▶ _What you will do_: Within the records below, filter for lines carrying the word "object" and copy them.
-- Information follows --
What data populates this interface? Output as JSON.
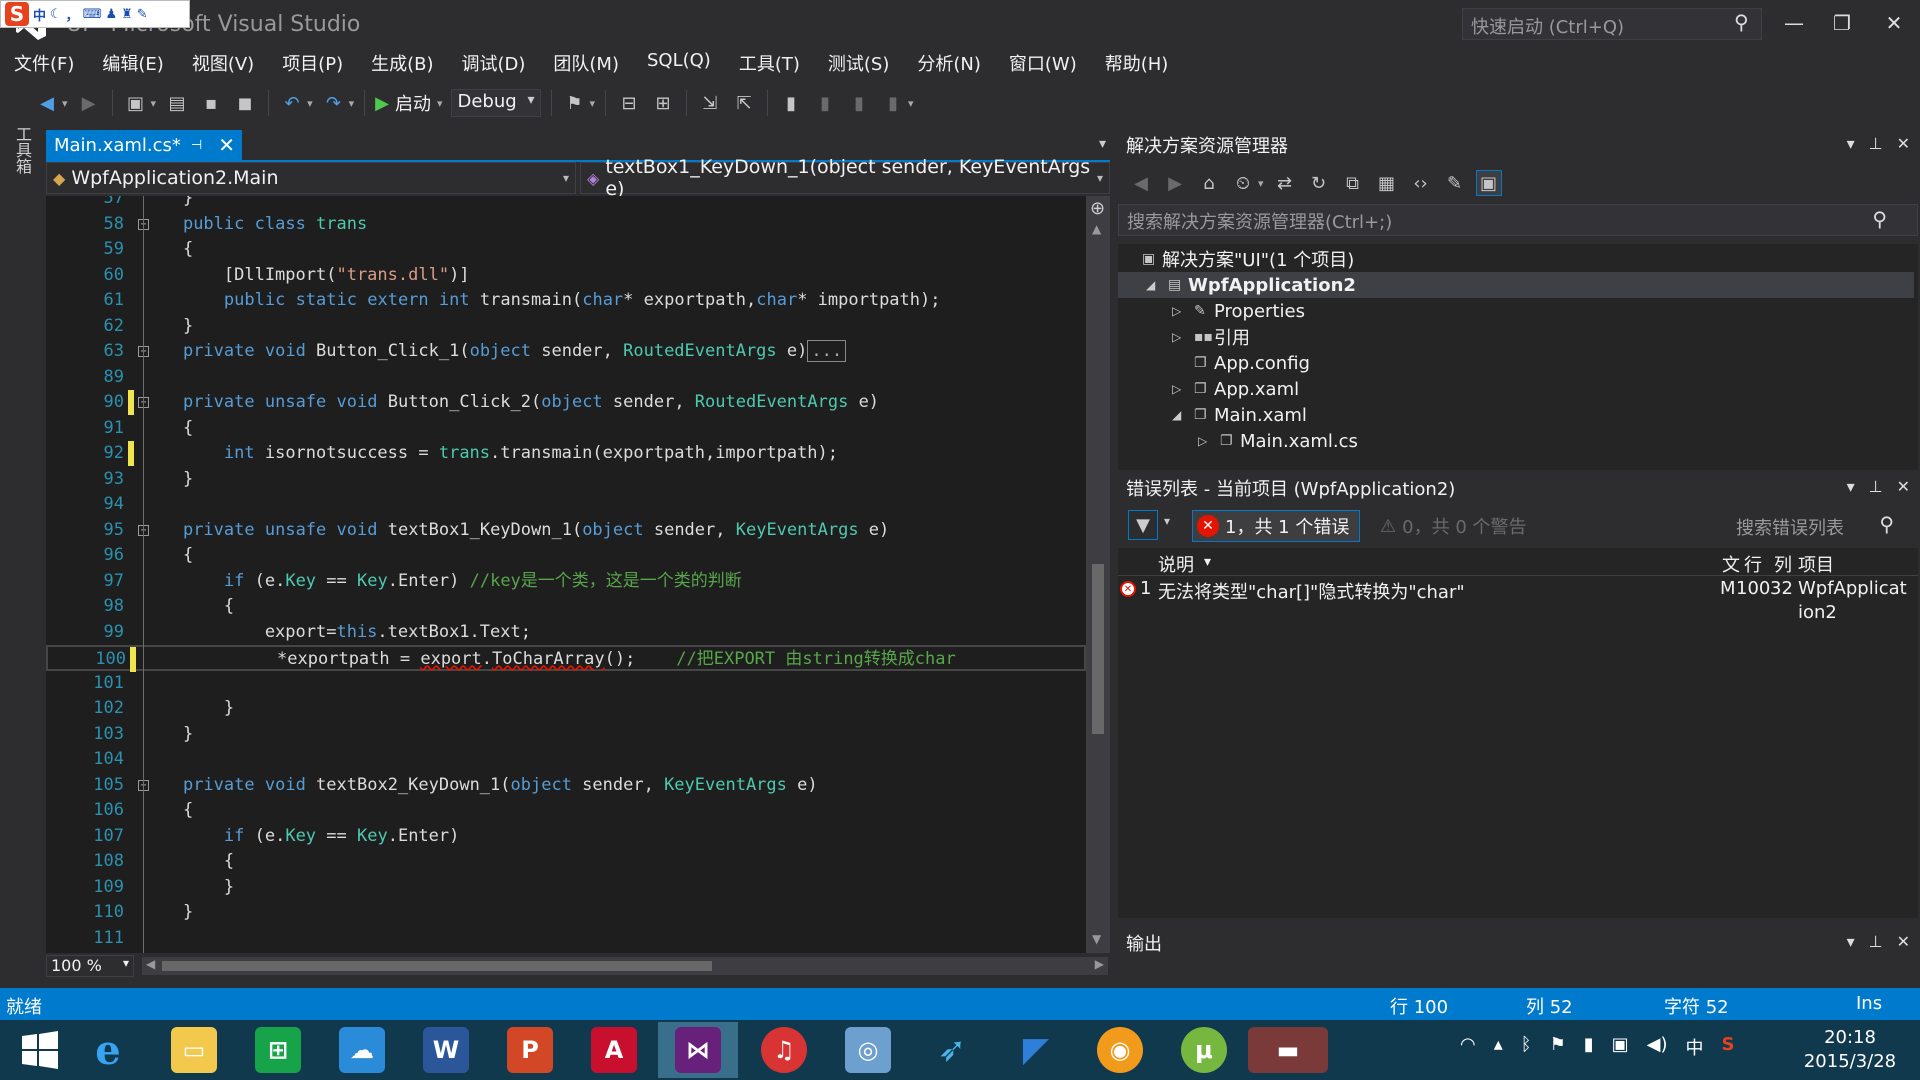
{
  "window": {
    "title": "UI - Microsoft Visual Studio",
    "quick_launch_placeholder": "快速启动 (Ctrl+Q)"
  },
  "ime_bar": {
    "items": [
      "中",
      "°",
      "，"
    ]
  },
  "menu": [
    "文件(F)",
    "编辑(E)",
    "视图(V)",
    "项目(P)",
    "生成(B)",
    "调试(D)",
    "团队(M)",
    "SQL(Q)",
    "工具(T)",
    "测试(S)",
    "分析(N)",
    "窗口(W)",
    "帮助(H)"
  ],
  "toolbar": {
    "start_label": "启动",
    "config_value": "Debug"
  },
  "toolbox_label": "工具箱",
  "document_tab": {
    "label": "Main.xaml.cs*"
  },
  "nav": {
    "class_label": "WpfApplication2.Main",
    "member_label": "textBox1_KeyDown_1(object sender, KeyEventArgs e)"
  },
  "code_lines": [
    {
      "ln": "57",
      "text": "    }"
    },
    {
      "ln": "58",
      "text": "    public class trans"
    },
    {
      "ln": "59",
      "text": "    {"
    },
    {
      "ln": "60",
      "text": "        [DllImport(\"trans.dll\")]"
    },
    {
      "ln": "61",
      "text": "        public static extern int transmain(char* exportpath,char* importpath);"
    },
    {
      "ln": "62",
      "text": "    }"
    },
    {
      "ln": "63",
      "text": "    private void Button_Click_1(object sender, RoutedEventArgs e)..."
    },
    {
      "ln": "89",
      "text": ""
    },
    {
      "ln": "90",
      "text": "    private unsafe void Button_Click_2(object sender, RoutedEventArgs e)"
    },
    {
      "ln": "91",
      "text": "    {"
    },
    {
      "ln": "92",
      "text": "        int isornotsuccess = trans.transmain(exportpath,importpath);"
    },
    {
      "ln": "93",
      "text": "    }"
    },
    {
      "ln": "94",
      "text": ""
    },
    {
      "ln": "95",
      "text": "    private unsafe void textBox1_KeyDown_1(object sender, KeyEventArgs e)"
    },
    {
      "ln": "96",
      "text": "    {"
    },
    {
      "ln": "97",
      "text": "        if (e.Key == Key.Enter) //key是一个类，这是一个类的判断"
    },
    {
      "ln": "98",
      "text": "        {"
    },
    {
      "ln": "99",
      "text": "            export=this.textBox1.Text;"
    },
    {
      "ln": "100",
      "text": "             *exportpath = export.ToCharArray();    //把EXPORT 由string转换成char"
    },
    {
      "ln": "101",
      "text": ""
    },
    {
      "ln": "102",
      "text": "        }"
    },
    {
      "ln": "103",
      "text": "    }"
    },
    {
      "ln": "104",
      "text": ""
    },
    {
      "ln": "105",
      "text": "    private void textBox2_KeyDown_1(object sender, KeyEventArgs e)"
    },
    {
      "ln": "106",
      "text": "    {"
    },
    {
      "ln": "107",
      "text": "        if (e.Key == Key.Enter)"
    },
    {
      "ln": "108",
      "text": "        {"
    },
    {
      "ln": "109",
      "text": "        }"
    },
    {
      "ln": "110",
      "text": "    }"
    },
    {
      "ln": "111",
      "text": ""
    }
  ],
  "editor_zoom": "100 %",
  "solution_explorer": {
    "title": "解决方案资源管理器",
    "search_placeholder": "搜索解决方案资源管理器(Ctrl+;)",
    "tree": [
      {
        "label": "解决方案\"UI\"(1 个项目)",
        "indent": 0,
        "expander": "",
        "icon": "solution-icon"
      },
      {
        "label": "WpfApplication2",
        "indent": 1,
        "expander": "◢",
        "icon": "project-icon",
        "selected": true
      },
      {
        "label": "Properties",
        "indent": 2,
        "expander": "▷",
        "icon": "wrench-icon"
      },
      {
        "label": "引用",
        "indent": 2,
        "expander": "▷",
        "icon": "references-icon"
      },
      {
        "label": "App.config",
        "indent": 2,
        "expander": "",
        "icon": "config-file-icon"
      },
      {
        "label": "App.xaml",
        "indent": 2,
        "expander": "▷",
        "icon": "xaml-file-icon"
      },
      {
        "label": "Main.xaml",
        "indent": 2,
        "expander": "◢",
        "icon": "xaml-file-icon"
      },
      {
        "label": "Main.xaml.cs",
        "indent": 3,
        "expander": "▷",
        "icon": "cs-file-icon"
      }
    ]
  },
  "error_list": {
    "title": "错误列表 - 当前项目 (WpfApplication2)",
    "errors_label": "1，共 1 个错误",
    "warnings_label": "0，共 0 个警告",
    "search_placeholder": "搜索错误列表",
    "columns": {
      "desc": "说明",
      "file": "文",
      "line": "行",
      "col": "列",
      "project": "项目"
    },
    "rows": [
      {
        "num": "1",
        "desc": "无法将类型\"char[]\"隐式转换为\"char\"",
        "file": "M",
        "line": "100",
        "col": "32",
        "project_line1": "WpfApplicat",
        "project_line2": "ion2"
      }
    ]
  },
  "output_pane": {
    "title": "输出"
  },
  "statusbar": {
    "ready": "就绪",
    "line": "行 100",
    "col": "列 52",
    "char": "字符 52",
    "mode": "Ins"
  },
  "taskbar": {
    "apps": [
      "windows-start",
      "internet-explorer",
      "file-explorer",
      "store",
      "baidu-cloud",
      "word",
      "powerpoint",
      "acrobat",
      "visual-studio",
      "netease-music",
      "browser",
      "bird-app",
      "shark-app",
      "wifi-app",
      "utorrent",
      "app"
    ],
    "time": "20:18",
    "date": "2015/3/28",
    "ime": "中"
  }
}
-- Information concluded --
▶ _Exercise output_:
    "member_label": "textBox1_KeyDown_1(object sender, KeyEventArgs e)"
      "text": "    private void Button_Click_1(object sender, RoutedEventArgs e)..."
      "text": "    private unsafe void Button_Click_2(object sender, RoutedEventArgs e)"
      "text": "    private unsafe void textBox1_KeyDown_1(object sender, KeyEventArgs e)"
      "text": "    private void textBox2_KeyDown_1(object sender, KeyEventArgs e)"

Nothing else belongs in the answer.